Friday, 9 January 2015

How to Fund Events?

The German-speaking countries have a fairly unique breadth of literary events. In Berlin, for example, you can choose from probably about a dozen readings most nights, from two poets at the back of a bookshop to a theatre full of fans drooling over a big-name novelist. Formats range from the sublime to the ridiculous, one of my least favourite being the two-hour session with three critics and one poor writer, while the audience wishes they'd brought along extra cushions.

German writers tend to be on the road a lot (and surprised when they don't get invited to tour the UK to promote their books in translation). Readings, you see, are a source of income for them. They can be a bit coy about prices, but I'd put a decent fee for a reading at around €300. It's hard impossible to make that much money back on the door without charging forbiddingly high prices. Add on the hours worked by all the other people involved – moderator, venue staff, organizers, etc. – and it becomes a mug's game.

This is something I've been thinking about a lot recently. I want to start an event series bringing together people writing in English and German in Berlin. But I don't want to ask people who usually earn €300 to appear on stage for free, or indeed for significantly less. For me, that meant applying for public subsidies. My first application was rejected and I hear back about the second one in February. Keep your fingers crossed that Berlin-Mitte's cultural funding will stretch to such a non-worthy undertaking. I have a Plan C up my sleeve if all else fails, though.

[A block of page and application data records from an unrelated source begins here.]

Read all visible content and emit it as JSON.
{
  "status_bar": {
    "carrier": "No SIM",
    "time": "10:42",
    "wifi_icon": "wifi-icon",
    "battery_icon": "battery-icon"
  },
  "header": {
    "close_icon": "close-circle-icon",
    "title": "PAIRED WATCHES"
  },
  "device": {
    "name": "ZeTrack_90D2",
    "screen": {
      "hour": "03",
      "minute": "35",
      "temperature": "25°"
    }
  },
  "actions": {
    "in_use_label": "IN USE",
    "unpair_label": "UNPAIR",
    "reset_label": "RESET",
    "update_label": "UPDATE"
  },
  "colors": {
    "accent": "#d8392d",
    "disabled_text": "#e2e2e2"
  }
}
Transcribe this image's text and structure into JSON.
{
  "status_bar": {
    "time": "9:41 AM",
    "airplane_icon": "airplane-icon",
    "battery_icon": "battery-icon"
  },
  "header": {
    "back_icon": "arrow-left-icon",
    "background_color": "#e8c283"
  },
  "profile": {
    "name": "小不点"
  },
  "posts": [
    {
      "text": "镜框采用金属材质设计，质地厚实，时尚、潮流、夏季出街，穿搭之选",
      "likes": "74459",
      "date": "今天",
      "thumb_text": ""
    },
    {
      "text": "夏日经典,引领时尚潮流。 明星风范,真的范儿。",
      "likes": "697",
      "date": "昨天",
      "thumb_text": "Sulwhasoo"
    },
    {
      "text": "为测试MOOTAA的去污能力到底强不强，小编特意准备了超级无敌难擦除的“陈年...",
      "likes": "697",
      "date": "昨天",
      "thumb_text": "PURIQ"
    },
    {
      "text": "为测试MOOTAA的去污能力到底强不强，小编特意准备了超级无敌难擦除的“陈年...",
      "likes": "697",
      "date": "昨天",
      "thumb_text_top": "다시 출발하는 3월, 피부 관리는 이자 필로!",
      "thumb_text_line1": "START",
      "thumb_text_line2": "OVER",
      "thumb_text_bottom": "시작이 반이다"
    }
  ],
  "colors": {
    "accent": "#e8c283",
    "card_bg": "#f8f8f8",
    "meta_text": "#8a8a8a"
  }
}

The UV - Independent Publishers' Reading is a major event to coincide with the Leipzig Book Fair in March. And the organizers are facing the same questions – their funding application for this year was rejected and they were advised to put the prices up (implicitly, I'd say that would also mean putting the authors' fees down). They solved the problem in 2013 with a crowdfunding campaign, but like me they seem to be in two minds about the crowdfunding principle.

My objection is that I think it favours snazzy, gimmicky projects that attract attention but don't necessarily – how can I say this? – make the literary world a better place. Yes, I know not everything has to do that. I know twenty people going home with a smile on their face is a fine thing, too, and that's part of what I want to do. The UV people ask: "Does crowdfunding really offer liberation from financial dependencies – or does the principle of begging to the crowd contribute to the privatization of a societal problem – the under-financing of culture – and make self-exploitation and exploitation of friends even more chronic?"

The option I see happening in the UK is sponsoring. I detest the idea of running, I don't know, "Coke Zero Book Nites" – where I and other people invest our passion and a corporation gets the credit and the literary credentials. Bleuch. Happily, I can't think of any examples in Berlin, although Readux events do sometimes involve free drinks donated by alcohol producers, and I admit I've drunk more than my fair share on occasion. Ach. Maybe I'll think it over properly when Coke Zero really does come knocking.

So what are the UV people doing to fund their huge eighteen-writer event? They're launching their own funding campaign: Make Your Own Superpublisher. I have to say, I don't quite get the difference between this and an ordinary crowdfunding thing, but then I've got a terrible cold and my brain's not working very well. Either way, you can purchase either postcard sets of sort of dress-up-doll publishers (slim, white, kinda male, trousered but I suppose you could colour him/her in or alter him/her in other ways) plus adhesive accessories, or life-size cardboard cutout publishers with stick-on facial and head hair, shirt and of course glasses. It's quite funny. I mean, it won't solve the problem once and for all and it seems to involve quite a lot of up-front effort by someone or other (file under: self-exploitation) – but it's a very eye-catching way to raise the issue.

So: more public funding for culture, please, and until then hooray for all the crazy people who do this literary event stuff out of the goodness of their hearts. If you've been looking for a cardboard-cutout of a publisher, this is your chance. Darts not included.


Christine Koschmieder said...

"...but like me they seem to be in two minds about the crowdfunding principle." Thank you for dissecting exactly THIS point of our arguing - for that is the campaign´s main purpose (aside than funding the UV authors fees 2015):to have us, the publishing business´ symptomatic model-self-exploiters, find ways to convert self-exploitation into political currency. May your post serve as ignition ;)

kjd said...

Let's hope so, Christine - although I suspect your campaign may be more effective.